Work instruction
Without the pictures, give the entries below again exactly as written.

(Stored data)
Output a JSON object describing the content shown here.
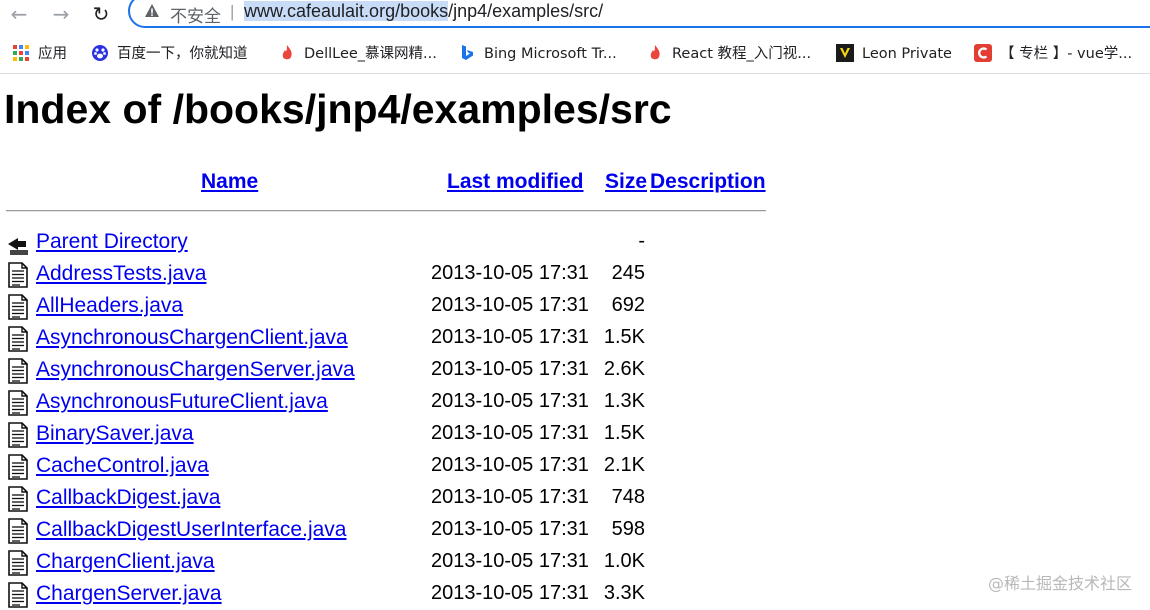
{
  "browser": {
    "insecure_label": "不安全",
    "separator": "|",
    "url_selected": "www.cafeaulait.org/books",
    "url_rest": "/jnp4/examples/src/"
  },
  "bookmarks": [
    {
      "label": "应用",
      "icon": "apps-grid-icon"
    },
    {
      "label": "百度一下，你就知道",
      "icon": "baidu-paw-icon"
    },
    {
      "label": "DellLee_慕课网精...",
      "icon": "flame-icon"
    },
    {
      "label": "Bing Microsoft Tr...",
      "icon": "bing-icon"
    },
    {
      "label": "React 教程_入门视...",
      "icon": "flame-icon"
    },
    {
      "label": "Leon Private",
      "icon": "v-logo-icon"
    },
    {
      "label": "【 专栏 】- vue学...",
      "icon": "csdn-icon"
    }
  ],
  "page": {
    "title": "Index of /books/jnp4/examples/src",
    "headers": {
      "name": "Name",
      "last_modified": "Last modified",
      "size": "Size",
      "description": "Description"
    },
    "parent": {
      "label": "Parent Directory",
      "size": "-"
    },
    "files": [
      {
        "name": "AddressTests.java",
        "modified": "2013-10-05 17:31",
        "size": "245"
      },
      {
        "name": "AllHeaders.java",
        "modified": "2013-10-05 17:31",
        "size": "692"
      },
      {
        "name": "AsynchronousChargenClient.java",
        "modified": "2013-10-05 17:31",
        "size": "1.5K"
      },
      {
        "name": "AsynchronousChargenServer.java",
        "modified": "2013-10-05 17:31",
        "size": "2.6K"
      },
      {
        "name": "AsynchronousFutureClient.java",
        "modified": "2013-10-05 17:31",
        "size": "1.3K"
      },
      {
        "name": "BinarySaver.java",
        "modified": "2013-10-05 17:31",
        "size": "1.5K"
      },
      {
        "name": "CacheControl.java",
        "modified": "2013-10-05 17:31",
        "size": "2.1K"
      },
      {
        "name": "CallbackDigest.java",
        "modified": "2013-10-05 17:31",
        "size": "748"
      },
      {
        "name": "CallbackDigestUserInterface.java",
        "modified": "2013-10-05 17:31",
        "size": "598"
      },
      {
        "name": "ChargenClient.java",
        "modified": "2013-10-05 17:31",
        "size": "1.0K"
      },
      {
        "name": "ChargenServer.java",
        "modified": "2013-10-05 17:31",
        "size": "3.3K"
      }
    ]
  },
  "watermark": "@稀土掘金技术社区",
  "colors": {
    "link": "#0000ee",
    "omnibox_border": "#1a73e8",
    "selection": "#c8dcf8"
  }
}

Task solution
Output a JSON object describing the content shown here.
{
  "browser": {
    "insecure_label": "不安全",
    "separator": "|",
    "url_selected": "www.cafeaulait.org/books",
    "url_rest": "/jnp4/examples/src/"
  },
  "bookmarks": [
    {
      "label": "应用",
      "icon": "apps-grid-icon"
    },
    {
      "label": "百度一下，你就知道",
      "icon": "baidu-paw-icon"
    },
    {
      "label": "DellLee_慕课网精...",
      "icon": "flame-icon"
    },
    {
      "label": "Bing Microsoft Tr...",
      "icon": "bing-icon"
    },
    {
      "label": "React 教程_入门视...",
      "icon": "flame-icon"
    },
    {
      "label": "Leon Private",
      "icon": "v-logo-icon"
    },
    {
      "label": "【 专栏 】- vue学...",
      "icon": "csdn-icon"
    }
  ],
  "page": {
    "title": "Index of /books/jnp4/examples/src",
    "headers": {
      "name": "Name",
      "last_modified": "Last modified",
      "size": "Size",
      "description": "Description"
    },
    "parent": {
      "label": "Parent Directory",
      "size": "-"
    },
    "files": [
      {
        "name": "AddressTests.java",
        "modified": "2013-10-05 17:31",
        "size": "245"
      },
      {
        "name": "AllHeaders.java",
        "modified": "2013-10-05 17:31",
        "size": "692"
      },
      {
        "name": "AsynchronousChargenClient.java",
        "modified": "2013-10-05 17:31",
        "size": "1.5K"
      },
      {
        "name": "AsynchronousChargenServer.java",
        "modified": "2013-10-05 17:31",
        "size": "2.6K"
      },
      {
        "name": "AsynchronousFutureClient.java",
        "modified": "2013-10-05 17:31",
        "size": "1.3K"
      },
      {
        "name": "BinarySaver.java",
        "modified": "2013-10-05 17:31",
        "size": "1.5K"
      },
      {
        "name": "CacheControl.java",
        "modified": "2013-10-05 17:31",
        "size": "2.1K"
      },
      {
        "name": "CallbackDigest.java",
        "modified": "2013-10-05 17:31",
        "size": "748"
      },
      {
        "name": "CallbackDigestUserInterface.java",
        "modified": "2013-10-05 17:31",
        "size": "598"
      },
      {
        "name": "ChargenClient.java",
        "modified": "2013-10-05 17:31",
        "size": "1.0K"
      },
      {
        "name": "ChargenServer.java",
        "modified": "2013-10-05 17:31",
        "size": "3.3K"
      }
    ]
  },
  "watermark": "@稀土掘金技术社区",
  "colors": {
    "link": "#0000ee",
    "omnibox_border": "#1a73e8",
    "selection": "#c8dcf8"
  }
}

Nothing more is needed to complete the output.